▶ _WORK TO COMPLETE_: Scan the entries line by line and return those with "icon".

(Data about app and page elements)

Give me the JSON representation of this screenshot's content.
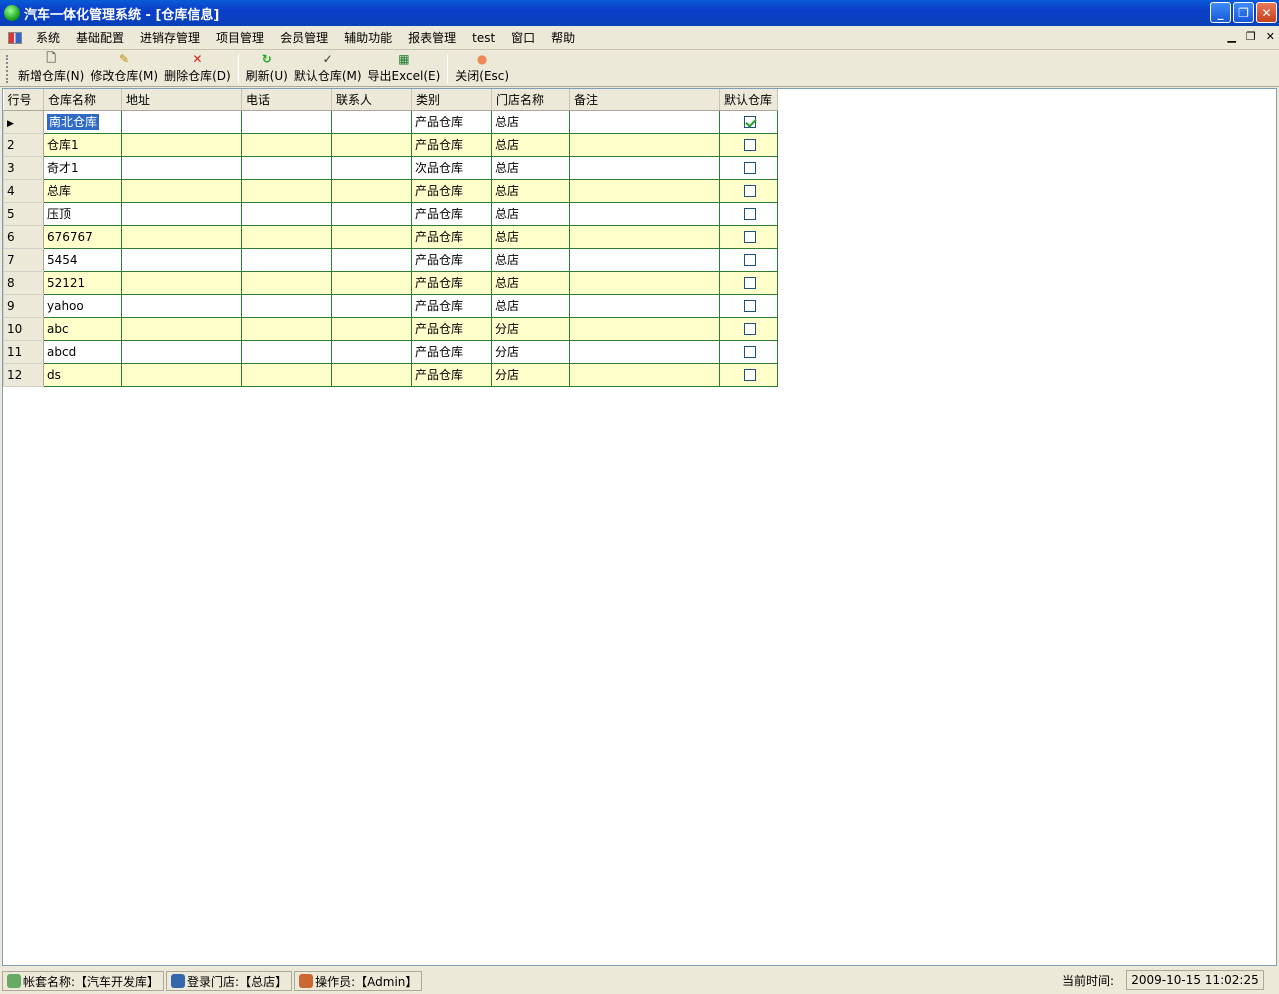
{
  "window": {
    "title": "汽车一体化管理系统 - [仓库信息]"
  },
  "menu": [
    "系统",
    "基础配置",
    "进销存管理",
    "项目管理",
    "会员管理",
    "辅助功能",
    "报表管理",
    "test",
    "窗口",
    "帮助"
  ],
  "toolbar": [
    {
      "label": "新增仓库(N)",
      "icon": "new-document-icon"
    },
    {
      "label": "修改仓库(M)",
      "icon": "edit-document-icon"
    },
    {
      "label": "删除仓库(D)",
      "icon": "delete-x-icon"
    },
    {
      "label": "刷新(U)",
      "icon": "refresh-icon"
    },
    {
      "label": "默认仓库(M)",
      "icon": "spellcheck-icon"
    },
    {
      "label": "导出Excel(E)",
      "icon": "excel-icon"
    },
    {
      "label": "关闭(Esc)",
      "icon": "close-circle-icon"
    }
  ],
  "grid": {
    "columns": [
      "行号",
      "仓库名称",
      "地址",
      "电话",
      "联系人",
      "类别",
      "门店名称",
      "备注",
      "默认仓库"
    ],
    "rows": [
      {
        "no": "",
        "name": "南北仓库",
        "addr": "",
        "phone": "",
        "contact": "",
        "type": "产品仓库",
        "store": "总店",
        "note": "",
        "default": true
      },
      {
        "no": "2",
        "name": "仓库1",
        "addr": "",
        "phone": "",
        "contact": "",
        "type": "产品仓库",
        "store": "总店",
        "note": "",
        "default": false
      },
      {
        "no": "3",
        "name": "奇才1",
        "addr": "",
        "phone": "",
        "contact": "",
        "type": "次品仓库",
        "store": "总店",
        "note": "",
        "default": false
      },
      {
        "no": "4",
        "name": "总库",
        "addr": "",
        "phone": "",
        "contact": "",
        "type": "产品仓库",
        "store": "总店",
        "note": "",
        "default": false
      },
      {
        "no": "5",
        "name": "压顶",
        "addr": "",
        "phone": "",
        "contact": "",
        "type": "产品仓库",
        "store": "总店",
        "note": "",
        "default": false
      },
      {
        "no": "6",
        "name": "676767",
        "addr": "",
        "phone": "",
        "contact": "",
        "type": "产品仓库",
        "store": "总店",
        "note": "",
        "default": false
      },
      {
        "no": "7",
        "name": "5454",
        "addr": "",
        "phone": "",
        "contact": "",
        "type": "产品仓库",
        "store": "总店",
        "note": "",
        "default": false
      },
      {
        "no": "8",
        "name": "52121",
        "addr": "",
        "phone": "",
        "contact": "",
        "type": "产品仓库",
        "store": "总店",
        "note": "",
        "default": false
      },
      {
        "no": "9",
        "name": "yahoo",
        "addr": "",
        "phone": "",
        "contact": "",
        "type": "产品仓库",
        "store": "总店",
        "note": "",
        "default": false
      },
      {
        "no": "10",
        "name": "abc",
        "addr": "",
        "phone": "",
        "contact": "",
        "type": "产品仓库",
        "store": "分店",
        "note": "",
        "default": false
      },
      {
        "no": "11",
        "name": "abcd",
        "addr": "",
        "phone": "",
        "contact": "",
        "type": "产品仓库",
        "store": "分店",
        "note": "",
        "default": false
      },
      {
        "no": "12",
        "name": "ds",
        "addr": "",
        "phone": "",
        "contact": "",
        "type": "产品仓库",
        "store": "分店",
        "note": "",
        "default": false
      }
    ]
  },
  "status": {
    "account": "帐套名称:【汽车开发库】",
    "store": "登录门店:【总店】",
    "operator": "操作员:【Admin】",
    "time_label": "当前时间:",
    "time_value": "2009-10-15 11:02:25"
  }
}
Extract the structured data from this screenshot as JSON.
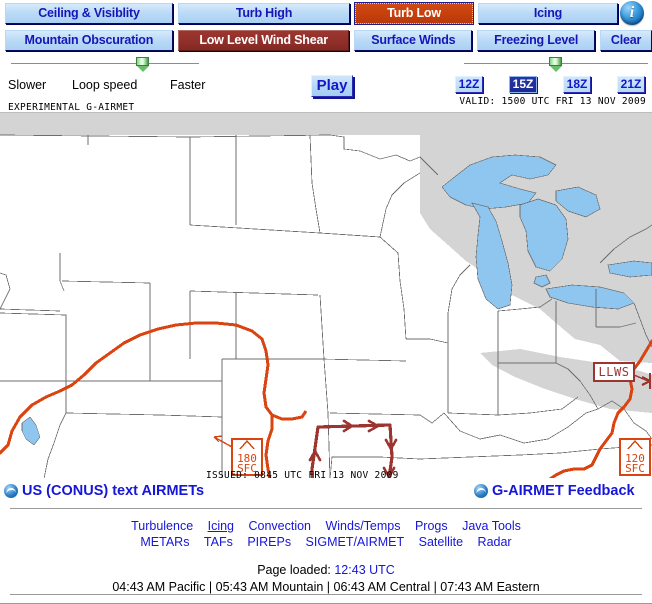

▶ _RESULT OF THIS EXERCISE_:
      "icon": "new-document-icon"
      "icon": "edit-document-icon"
      "icon": "delete-x-icon"
      "icon": "refresh-icon"
      "icon": "spellcheck-icon"
      "icon": "excel-icon"
      "icon": "close-circle-icon"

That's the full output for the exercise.